Bales, 38, would face a minimum of life imprisonment with the chance of parole, but could face the death penalty if convicted.
He is currently in a military prison at Fort Leavenworth in the U.S. state of Kansas, where he has been held since last week.
The sergeant allegedly left his base in Kandahar Province before dawn on the morning of March 11 and shot 17 Afghan civilians, including nine children, while they slept in their beds, before burning some of the bodies. He was originally suspected of killing 16 villagers before the U.S. military raised the figure.
The incident has caused outrage in Afghanistan at a time when Kabul and Washington are working through the sticking points of an agreement to chart their relations after the withdrawal of U.S. combat troops in 2014.

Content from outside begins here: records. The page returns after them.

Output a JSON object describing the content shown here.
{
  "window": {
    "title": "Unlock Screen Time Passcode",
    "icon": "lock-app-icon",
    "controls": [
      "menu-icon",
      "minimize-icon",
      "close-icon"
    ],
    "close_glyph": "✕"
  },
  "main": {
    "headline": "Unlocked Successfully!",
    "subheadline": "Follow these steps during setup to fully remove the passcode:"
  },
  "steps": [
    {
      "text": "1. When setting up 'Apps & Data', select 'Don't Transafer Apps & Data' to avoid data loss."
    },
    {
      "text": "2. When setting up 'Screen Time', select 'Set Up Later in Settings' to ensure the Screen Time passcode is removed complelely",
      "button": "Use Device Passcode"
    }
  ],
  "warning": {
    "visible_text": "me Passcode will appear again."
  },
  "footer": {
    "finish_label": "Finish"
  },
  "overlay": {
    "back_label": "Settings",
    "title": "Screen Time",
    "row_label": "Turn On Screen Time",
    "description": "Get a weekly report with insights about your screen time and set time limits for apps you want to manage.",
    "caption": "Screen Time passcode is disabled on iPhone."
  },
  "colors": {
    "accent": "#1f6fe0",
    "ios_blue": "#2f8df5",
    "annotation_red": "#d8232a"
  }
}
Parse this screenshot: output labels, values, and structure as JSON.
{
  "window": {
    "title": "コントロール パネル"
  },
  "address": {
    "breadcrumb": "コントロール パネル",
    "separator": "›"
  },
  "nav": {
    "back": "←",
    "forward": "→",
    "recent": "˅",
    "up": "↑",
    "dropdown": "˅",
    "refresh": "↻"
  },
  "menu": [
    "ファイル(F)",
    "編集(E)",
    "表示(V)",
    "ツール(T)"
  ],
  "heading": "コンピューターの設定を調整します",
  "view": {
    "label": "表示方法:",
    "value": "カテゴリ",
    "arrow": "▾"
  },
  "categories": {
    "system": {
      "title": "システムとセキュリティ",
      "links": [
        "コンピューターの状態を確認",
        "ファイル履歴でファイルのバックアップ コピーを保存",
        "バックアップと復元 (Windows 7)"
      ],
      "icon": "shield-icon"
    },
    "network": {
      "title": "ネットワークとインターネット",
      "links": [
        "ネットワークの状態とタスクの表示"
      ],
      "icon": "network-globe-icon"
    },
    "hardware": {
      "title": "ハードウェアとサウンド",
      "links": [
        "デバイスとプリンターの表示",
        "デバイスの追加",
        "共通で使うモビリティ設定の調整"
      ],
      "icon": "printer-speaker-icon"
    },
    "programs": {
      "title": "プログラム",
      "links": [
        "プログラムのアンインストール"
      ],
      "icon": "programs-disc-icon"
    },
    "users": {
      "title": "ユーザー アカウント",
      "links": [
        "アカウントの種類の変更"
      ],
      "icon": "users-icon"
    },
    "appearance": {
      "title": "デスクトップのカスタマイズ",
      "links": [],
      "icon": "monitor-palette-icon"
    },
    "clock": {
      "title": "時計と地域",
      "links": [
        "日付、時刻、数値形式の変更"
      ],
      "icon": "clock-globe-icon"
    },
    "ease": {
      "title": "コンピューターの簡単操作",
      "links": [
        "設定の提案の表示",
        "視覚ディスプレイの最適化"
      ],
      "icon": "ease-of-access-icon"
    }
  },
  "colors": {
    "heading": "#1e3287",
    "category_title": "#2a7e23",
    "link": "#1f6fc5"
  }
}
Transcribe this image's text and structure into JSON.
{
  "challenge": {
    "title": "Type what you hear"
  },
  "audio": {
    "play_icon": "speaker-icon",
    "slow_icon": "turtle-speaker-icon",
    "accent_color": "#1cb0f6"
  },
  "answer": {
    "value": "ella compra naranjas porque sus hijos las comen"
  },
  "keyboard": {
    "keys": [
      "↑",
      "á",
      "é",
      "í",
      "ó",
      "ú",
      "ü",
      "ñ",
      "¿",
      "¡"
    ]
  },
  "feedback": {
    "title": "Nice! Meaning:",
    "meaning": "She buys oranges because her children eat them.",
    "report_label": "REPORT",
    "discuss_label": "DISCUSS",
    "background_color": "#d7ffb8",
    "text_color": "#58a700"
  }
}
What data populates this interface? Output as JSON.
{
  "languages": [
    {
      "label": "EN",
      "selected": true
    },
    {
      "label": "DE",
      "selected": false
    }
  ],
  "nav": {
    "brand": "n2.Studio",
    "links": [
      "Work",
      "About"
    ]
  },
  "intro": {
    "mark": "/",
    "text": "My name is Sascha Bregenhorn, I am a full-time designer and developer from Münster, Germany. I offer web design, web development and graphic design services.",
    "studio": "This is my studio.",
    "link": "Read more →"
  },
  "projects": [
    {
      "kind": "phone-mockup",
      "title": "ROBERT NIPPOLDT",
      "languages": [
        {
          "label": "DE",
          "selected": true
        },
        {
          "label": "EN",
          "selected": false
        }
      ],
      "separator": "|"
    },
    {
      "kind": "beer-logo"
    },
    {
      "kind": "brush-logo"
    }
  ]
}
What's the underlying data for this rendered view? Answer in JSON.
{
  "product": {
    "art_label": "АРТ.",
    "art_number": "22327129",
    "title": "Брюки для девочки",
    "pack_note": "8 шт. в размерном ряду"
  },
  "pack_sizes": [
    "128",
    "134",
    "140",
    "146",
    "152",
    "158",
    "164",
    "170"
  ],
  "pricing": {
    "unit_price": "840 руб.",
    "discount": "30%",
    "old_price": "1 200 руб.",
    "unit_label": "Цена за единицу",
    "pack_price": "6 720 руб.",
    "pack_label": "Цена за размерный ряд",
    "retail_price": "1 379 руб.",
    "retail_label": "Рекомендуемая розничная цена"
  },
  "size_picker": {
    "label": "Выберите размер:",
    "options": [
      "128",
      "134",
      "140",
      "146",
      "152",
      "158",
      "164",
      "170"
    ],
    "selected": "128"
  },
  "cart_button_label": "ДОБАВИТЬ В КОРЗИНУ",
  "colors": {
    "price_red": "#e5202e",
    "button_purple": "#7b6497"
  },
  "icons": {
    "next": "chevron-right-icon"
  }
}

Afghan officials have reportedly asked the United States for some role in the criminal proceedings against Bales, perhaps as observers. Some parliamentarians and relatives of the victims have demanded that Bales be turned over to the Afghan justice system.
The Taliban, who have waged a decade-long insurgency since they were toppled after the U.S. invasion, told AFP that they planned to speed up attacks on U.S. forces as revenge.
Speaking two days after the shooting, U.S. President Barack Obama called the incident "heartbreaking" and said it does not reflect American values or represent the U.S. military.
"I've directed the Pentagon to make sure that we spare no effort in conducting a full investigation. I can assure the American people and the Afghan people that we will follow the facts wherever they lead us, and we will make sure that anybody who was involved is held fully accountable with the full force of the law," Obama said.
U.S. officials are also working to offer monetary compensation to the families of the shooting victims.
The incident came amid already heightened tensions and anti-American sentiment in Afghanistan after the accidental burning of copies of the Koran at a NATO military base in February.
Some in Washington have since renewed calls for an accelerated withdrawal of U.S. troops from the country.
That appears unlikely after the U.S. commander in Afghanistan, General John Allen, told a Congressional hearing this week that favored keeping "significant combat power” in place in Afghanistan in 2013, with 68,000 U.S. troops on the ground.
The Bales case has drawn added attention in the United States to the debate over mental-health care for troops.
Bales was on his fourth tour of duty in Afghanistan, having served three tours in Iraq, where he suffered head injuries.
Earlier on March 23, Bales' civilian attorney, John Henry Browne, said that he believes the government will have a hard time proving its case and that his client's mental state will be an important issue.
With AFP and AP reports